The lesson of how poorly ecological taxes can be received might be learned in other European capitals as EU member states try to address their 2020 renewable targets.
Diesel, which powers 62 per cent of French cars, has seen a price rise of nearly 24 per cent in the last 12 months, with a price per litre of around €1.48.
Pollster BVA said 26 per cent of French voters had a favourable view of the centrist president, marking a drop of three points from October. It puts Macron’s approval ratings 19 months into his term below his predecessor François Hollande (48 per cent) and Nicolas Sarkozy (29 per cent) at the same stage.
The results were published during the “gilets jaunes” (yellow jackets) protests, named after the fluorescent vests worn carried in French cars.
The movement takes issue with a planned hike in tax on fuel announced by Macron for early 2019. The protests have involved around 280,000 people and resulted in at least 528 injuries, including one fatality.
Nearly 75 per cent of people could identify with the protesters, BVA said, but only 46 per cent of respondents approved of the methods.
On Saturday, the French police have used tear gas and water cannon against fuel tax protesters in Paris after clashes erupted on the Champs Élysées.
Thousands of protesters wearing the high-visibility jackets marched in Paris, singing La Marseillaise and building barricades amid tear gas.

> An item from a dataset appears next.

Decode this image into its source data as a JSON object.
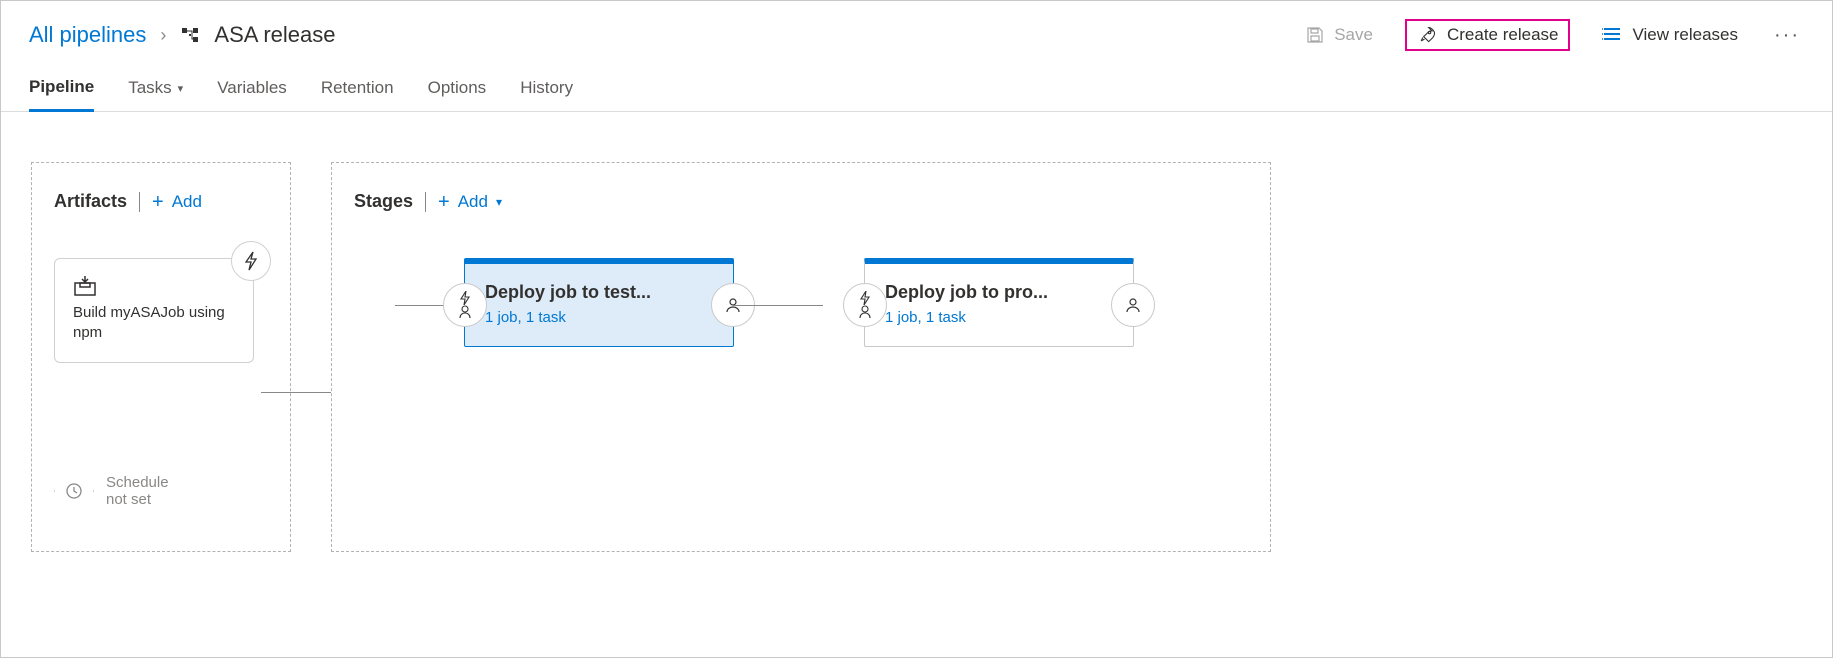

Bruno Binelli, 66, a retired carpenter from Lyon, told the Observer: “He’s suddenly concerned about ecology but it’s a lie, it’s a pretext to make us pay more tax. We no longer know what kind of car to buy, petrol, diesel, electric, who knows? I have a little diesel van and I don’t have the money to buy a new one, especially as I’m about to retire. We have the feeling those from the countryside are forgotten.”

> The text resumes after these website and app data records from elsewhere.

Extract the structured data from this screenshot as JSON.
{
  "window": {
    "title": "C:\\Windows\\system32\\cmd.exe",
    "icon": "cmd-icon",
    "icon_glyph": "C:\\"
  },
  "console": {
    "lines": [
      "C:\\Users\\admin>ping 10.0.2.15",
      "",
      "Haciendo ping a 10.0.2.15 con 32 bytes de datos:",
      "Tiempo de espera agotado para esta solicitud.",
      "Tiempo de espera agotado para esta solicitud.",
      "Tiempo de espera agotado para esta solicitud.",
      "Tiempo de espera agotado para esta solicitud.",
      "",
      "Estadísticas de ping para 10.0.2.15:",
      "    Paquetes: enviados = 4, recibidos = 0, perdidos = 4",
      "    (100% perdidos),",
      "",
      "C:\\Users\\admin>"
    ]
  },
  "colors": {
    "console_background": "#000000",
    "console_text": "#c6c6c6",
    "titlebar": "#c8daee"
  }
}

Macron defiantly tweeted: “Shame on those who attacked [the police]. Shame on those who were violent against other citizens … No place for this violence in the republic.”
They blocked road and Metro stations closed in one of the largest uprisings France has seen in years.
In defence of the fuel taxes, the president’s office said: “We have received the message from the citizens. It invites us to go further.
“In order for the ecological transition, which is necessary, not to be socially unacceptable, it must be fair, equitable and democratic. We must, therefore, mobilise all those who will make it acceptable, so as not to leave anyone behind.”
Saturday’s protests in Paris. Picture credit: YouTube